- **ASSIGNMENT**: Work through the records below and copy every line that includes "Center".
─── EXCERPTED DATA
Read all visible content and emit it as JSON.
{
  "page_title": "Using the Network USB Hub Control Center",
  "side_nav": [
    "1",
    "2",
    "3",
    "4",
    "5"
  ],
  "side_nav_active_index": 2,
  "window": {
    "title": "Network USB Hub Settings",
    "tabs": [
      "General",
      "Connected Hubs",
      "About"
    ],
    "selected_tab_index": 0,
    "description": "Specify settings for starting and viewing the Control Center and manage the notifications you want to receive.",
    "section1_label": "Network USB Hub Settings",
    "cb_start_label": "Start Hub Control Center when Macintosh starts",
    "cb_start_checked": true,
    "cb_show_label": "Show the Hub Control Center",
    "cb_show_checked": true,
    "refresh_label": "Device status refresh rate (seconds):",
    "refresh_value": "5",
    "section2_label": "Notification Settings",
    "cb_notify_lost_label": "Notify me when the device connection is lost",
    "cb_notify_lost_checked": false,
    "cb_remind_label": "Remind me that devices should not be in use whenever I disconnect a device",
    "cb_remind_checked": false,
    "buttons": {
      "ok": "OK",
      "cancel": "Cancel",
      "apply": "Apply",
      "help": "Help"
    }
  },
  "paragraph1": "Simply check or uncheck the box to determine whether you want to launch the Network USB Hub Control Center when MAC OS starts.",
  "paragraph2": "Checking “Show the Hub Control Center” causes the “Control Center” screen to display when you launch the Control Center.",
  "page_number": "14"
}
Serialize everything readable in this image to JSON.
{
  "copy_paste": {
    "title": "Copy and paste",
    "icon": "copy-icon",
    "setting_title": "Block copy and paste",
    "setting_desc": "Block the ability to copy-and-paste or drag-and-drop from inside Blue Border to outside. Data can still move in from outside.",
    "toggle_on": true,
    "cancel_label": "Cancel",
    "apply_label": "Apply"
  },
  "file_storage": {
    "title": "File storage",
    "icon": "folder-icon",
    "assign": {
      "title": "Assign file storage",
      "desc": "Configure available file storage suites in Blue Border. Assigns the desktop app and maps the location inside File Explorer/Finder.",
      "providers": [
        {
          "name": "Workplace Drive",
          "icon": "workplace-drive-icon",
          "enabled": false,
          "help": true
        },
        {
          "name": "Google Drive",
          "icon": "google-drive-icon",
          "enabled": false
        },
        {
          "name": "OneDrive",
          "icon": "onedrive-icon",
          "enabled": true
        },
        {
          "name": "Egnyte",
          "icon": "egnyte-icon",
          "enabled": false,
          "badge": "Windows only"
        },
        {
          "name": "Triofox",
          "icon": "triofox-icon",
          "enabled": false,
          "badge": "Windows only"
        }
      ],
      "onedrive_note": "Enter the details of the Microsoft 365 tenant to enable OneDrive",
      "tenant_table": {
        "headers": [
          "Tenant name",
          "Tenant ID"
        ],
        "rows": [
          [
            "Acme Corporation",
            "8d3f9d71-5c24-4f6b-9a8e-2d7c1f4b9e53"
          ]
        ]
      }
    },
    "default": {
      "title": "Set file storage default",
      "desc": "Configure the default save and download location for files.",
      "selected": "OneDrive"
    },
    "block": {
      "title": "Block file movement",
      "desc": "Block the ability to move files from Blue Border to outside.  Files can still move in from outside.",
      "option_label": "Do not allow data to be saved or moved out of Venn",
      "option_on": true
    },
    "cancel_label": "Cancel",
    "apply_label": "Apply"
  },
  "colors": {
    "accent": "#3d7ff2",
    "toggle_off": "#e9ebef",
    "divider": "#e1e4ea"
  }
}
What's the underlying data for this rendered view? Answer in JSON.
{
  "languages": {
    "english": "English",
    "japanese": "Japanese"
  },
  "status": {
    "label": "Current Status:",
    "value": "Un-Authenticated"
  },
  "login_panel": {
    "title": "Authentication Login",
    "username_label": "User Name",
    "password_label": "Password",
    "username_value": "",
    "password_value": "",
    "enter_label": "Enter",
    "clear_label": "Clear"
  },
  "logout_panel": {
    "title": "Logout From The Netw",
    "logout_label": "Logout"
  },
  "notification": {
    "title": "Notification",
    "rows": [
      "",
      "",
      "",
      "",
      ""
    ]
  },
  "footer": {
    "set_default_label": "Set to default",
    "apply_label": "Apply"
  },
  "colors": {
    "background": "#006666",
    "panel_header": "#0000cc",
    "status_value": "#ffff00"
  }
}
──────
- **EXERCISE RESPONSE**:
  "page_title": "Using the Network USB Hub Control Center",
    "description": "Specify settings for starting and viewing the Control Center and manage the notifications you want to receive.",
    "cb_start_label": "Start Hub Control Center when Macintosh starts",
    "cb_show_label": "Show the Hub Control Center",
  "paragraph1": "Simply check or uncheck the box to determine whether you want to launch the Network USB Hub Control Center when MAC OS starts.",
  "paragraph2": "Checking “Show the Hub Control Center” causes the “Control Center” screen to display when you launch the Control Center.",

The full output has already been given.